Predictions Then and Now
We show you some of the original predictions around connected devices influencing the Industry 4.0 landscape as well as some key insights and thoughts from leading sources in the market. This has been brought together in a useful infographic to take away.
The Market for Connected Devices
The market for connected devices has seen some very interesting predictions from many experts.
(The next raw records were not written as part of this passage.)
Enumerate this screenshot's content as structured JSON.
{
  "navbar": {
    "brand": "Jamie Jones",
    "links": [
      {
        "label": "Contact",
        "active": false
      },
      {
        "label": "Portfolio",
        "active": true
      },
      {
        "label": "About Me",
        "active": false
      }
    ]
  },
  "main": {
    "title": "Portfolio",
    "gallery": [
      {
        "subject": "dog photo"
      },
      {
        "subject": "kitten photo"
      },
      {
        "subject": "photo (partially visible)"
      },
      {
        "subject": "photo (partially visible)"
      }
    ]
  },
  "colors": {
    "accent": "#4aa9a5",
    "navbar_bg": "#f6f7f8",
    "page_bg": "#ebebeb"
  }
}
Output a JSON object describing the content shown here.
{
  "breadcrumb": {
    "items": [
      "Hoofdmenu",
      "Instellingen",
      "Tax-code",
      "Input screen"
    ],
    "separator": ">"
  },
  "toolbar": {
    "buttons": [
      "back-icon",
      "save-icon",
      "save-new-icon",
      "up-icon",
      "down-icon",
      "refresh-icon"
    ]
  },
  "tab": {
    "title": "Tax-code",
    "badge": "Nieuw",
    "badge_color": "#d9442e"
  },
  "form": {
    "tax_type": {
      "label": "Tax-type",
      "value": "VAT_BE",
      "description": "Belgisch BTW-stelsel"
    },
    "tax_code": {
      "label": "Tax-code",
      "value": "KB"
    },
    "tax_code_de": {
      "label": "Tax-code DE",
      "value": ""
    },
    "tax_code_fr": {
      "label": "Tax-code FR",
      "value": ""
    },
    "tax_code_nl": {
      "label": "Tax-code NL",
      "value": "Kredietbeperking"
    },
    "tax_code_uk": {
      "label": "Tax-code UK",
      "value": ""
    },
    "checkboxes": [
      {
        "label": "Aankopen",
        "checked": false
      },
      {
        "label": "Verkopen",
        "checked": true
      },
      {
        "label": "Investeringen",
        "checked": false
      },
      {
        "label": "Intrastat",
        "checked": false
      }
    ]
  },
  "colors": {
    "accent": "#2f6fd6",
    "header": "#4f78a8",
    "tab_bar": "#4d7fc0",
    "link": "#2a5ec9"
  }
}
We see the trend dumbed down significantly across the years.
In 2011, industry analysts predicted that, by 2020, the market for connected devices would be between 50 billion and 100 billion units.
In December 2014, industry analysts predicted that by 2020, the market for connected devices would see growth of 20 billion units to 30 billion in total.
20 billion growth
In November 2015, the prediction was forecasted to a growth of 14.4 billion units, equating to 20 billion connected devices overall by 2020.
14.4 billion growth
Finally in February 2017, analysts set their market predictions to a 12 billion unit growth delivering a 20 billion unit total for connected devices.
12 billion growth
What are the Predictions Now?
We’ve spoken to key experts across the industry landscape, from leading Universities to analysts and even our very own Essentra business to get their predictions on what Industry 4.0 will bring in the future.
Scott Fawcett, Divisional Managing Director, Essentra Components
We will see, in my lifetime, the complete, man free automation of manufacturing, where computers manage lower level computers and man checks in over a virtual network.
We will do less and less of the physical elements ourselves. Humanity has always seemed to strive toward a position where we create machines to do work for us, whilst we think about the next best way of improving it, and I hope very much that this situation will never change.
- Ed Fagan, Operations Manager, London Museum of Water and Steam
I feel that the increasing ability of consumers to define their requirements directly with producers will become increasingly important with production schedules dictated by customers.
The difficulties this may create in managing the supporting processes and supplies of constituent assemblies and components will be the greatest challenge.
- Dr James Wilson, Senior Lecturer, University of Glasgow’s Adam Smith Business School
I think we will still need people involved in manufacturing and we will see more collaborative robots supporting workers in manufacturing.
Technology will help with decision making, offer guidance to people, have an impact on minimising errors and will improve productivity and quality. However, people will still be involved in creativity and innovation. As educators, we need to ensure that we equip our graduates with the necessary skill sets to work in an Industry 4.0 world.
- Dr Carl Diver, Lecturer, University of Manchester
What the future for Industry 4.0 holds can be found in research labs and technical universities.
It is a series of advancements to all the traditional sectors that evolve around industry such as manufacturing, with the help of the new technological tools which in general enable higher growth levels, easier optimisation of resources consumption, higher efficiency levels and increased customer satisfaction. The future of manufacturing is massive customisation of products and services, alongside the convergence of the consumer's and the manufacturer's world.
- Christina Patsioura, IoT Research Analyst, Beecham Research LTD
Industry 4.0 will revolutionise the existing technologies and capabilities within the manufacturing and production industry, making them smart, integrated, connected and digitised.
The advancements in data and powerful analytics mean that the systems in place can trawl through the huge sets of data and produce insights that can be acted upon quickly. Data sharing via the cloud vastly improves efficiency, allowing manufacturers to respond to customers and their behaviours quickly, cost effectively and without ever compromising on quality.
- Scott Fawcett, Divisional Managing Diretor, Essentra Components
If you fast forward five years from now, I think companies will have a much better understanding of what is going on in their production and value stream by leveraging technology.
They will be able to act on it in a much faster and much more sophisticated way. I also think that you will be able to automate the decision making to a much larger degree than we see today. I don’t mean the physical aspect of it like a robot. I mean intelligent computing systems supporting the decision-making and even actually taking the decisions, so the human worker can dedicate and spend his time on higher value add activities like further process improvements.
- Matthias Breunig, Partner, McKinsey and Co Hamburg